I can recall everything about the days we encountered a duck band.

I met Dave Easton in the fall of 2000 at the Phi Delta Theta fraternity house on the University of North Dakota campus in Grand Forks. Dave had a burning passion to pursue game in the outdoors and a Jeep. I had three-dozen mallard floaters and knowledge of waterfowl passed down from my father and relatives. Together we were poised to make a great team.

Dave grew up in Colorado were there was few opportunities for him to hunt ducks. His own father was more of an upland hunter who brought Dave to western Nebraska and local game farms to harvest pheasants. To this day, I have yet to encounter an individual who was more excited to experience new ways to hunt and fish.

I was just a freshman and Dave was a sophomore. Before the duck season began, we had agreed that we would hunt together as much as possible. Dave had hunted ducks the season before with a couple older guys in the Frat, who at the time rented a house off-campus. These older Phi's were kind enough to allow the two of us to store our firearms and the decoys at their home.

It was a time in my life that I will always remember. I was 19 years old, and living on my own for the first time while making new friends. Best of all, I was just forty-five minutes East of some of the best duck hunting in the Central flyway. If I could re-live one duck season, it would be my first fall in North Dakota.

On weekdays, Dave and I would leave the UND campus in the early afternoon after our classes were completed.
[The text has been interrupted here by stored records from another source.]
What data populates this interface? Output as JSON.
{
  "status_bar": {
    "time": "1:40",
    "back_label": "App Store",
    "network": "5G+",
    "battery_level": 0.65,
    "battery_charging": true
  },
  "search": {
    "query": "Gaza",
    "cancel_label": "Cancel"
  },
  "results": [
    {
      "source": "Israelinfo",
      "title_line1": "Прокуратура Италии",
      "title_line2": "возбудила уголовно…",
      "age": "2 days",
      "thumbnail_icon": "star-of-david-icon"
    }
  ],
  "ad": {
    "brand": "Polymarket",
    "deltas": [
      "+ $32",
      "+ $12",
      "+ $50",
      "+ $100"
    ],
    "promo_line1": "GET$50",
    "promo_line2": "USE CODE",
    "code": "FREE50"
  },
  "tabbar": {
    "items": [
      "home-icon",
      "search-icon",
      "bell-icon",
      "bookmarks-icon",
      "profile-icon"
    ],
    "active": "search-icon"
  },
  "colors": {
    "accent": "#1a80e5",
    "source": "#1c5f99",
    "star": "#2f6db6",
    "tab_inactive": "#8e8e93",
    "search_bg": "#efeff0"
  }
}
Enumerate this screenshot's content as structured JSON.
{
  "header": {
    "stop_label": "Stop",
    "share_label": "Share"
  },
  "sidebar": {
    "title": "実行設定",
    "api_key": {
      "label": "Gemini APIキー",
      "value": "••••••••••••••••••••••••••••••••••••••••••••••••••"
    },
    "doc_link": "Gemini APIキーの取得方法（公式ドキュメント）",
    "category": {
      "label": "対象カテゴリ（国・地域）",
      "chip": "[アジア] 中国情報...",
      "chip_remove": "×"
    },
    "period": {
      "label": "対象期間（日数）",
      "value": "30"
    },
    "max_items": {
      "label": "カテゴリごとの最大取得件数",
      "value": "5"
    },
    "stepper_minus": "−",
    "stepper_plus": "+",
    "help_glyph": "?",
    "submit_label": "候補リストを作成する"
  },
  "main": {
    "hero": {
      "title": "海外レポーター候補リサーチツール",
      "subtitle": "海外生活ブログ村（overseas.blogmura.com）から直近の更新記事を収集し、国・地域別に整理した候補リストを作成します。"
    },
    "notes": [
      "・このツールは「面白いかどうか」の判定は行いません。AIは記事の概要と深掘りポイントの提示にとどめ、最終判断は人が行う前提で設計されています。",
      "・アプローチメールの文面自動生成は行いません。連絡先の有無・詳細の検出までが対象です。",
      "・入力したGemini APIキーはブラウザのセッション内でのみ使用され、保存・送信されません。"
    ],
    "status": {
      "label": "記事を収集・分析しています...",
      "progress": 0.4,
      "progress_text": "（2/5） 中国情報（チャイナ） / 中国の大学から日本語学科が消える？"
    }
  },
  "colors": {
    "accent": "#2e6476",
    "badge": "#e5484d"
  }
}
Once the guns were picked up, yours truly would be riding shotgun in the Jeep, while we coasted west down highway 2 towards the prairie potholes.

Whether or not you that have traveled down highway 2 in North Dakota, I will give you my re-cap. You pass the Grand Forks airport, then the Grand Forks Air Force Base, Turtle River state park, and the 'big fan' bridge just before Petersburg. Once you cross the bridge have left the Red River valley and are now in the prairie pothole central.

Those afternoons, Dave and I would just drive around and jump shoot ducks. Gas was cheap, and I had never seen any place like it. It seemed as though every slough contained birds. Coming from Minnesota where my childhood hunts were mostly filled with 'empty skies', I thought that I was in paradise.

Dave, the Colorado kid, none the wiser, was thoroughly enjoying the ability to hunt plentiful game with a new friend. Every turn on those dusty gravel roads contained new experiences for the both of us. Species of ducks, first doubles, triples, leg bands and the bag limits that had eluded me through my early years of waterfowl hunting.

Dave and I would occasionally wake up before daybreak and set out decoys on several small potholes that we had become fond of. We rarely shot our limits over these sets, but we enjoyed seeing the sunrises that many of our fellow college students missed.

Back on campus, Dave and I would clean plump mallards, gadwalls, teal and the occasional diver in the girl's bathroom of the Frat house. This is also where we cleaned the perch and northern we pulled through the ice in the wintertime. In the kitchen, we would mix duck breasts with any spices we could find and share them with our Frat brothers.

Our good friend Phil Bettenburg occasionally joined us on our duck hunts and the three of us go on a fishing trip every summer to this day. In the latter years of college, Dave and I discovered field hunting for ducks and geese along with many new hunting partners. Some experienced, some not. By the time we both graduated and parted ways we had learned a ton about waterfowl hunting through those experiences.

Towards the end we did not hunt as much together as I would have liked. Goals and opinions changed, and educations needed to be completed in the classroom, not just the outdoors. I would not trade those memories of the carefree early years for anything.

On one crisp October afternoon, Dave shot a nice drake mallard just west of Petersburg, North Dakota. I, being a good friend and the one with waders on, retrieved the bird for him. To my surprise it was banded! At that time I had only seen two other banded birds harvested. That mallard was banded in North Dakota at the J. Clark Wildlife Refuge. It was 12 years old when it met its fate at the hand of Dave's steel 2s. Traveling up and down the flyway on that old North Dakota bird, the Avise bird band is a great memento and a true jewel. Dave's band now hangs on my lanyard, and I think about those days every time I glance down at it. Dave gave it to me because he says that he never cared as much about the band as I did. He was more into mental aspects of the hunt, memories and experiences. That is something that any waterfowl can respect and a tribute to the importance of our early waterfowl memories.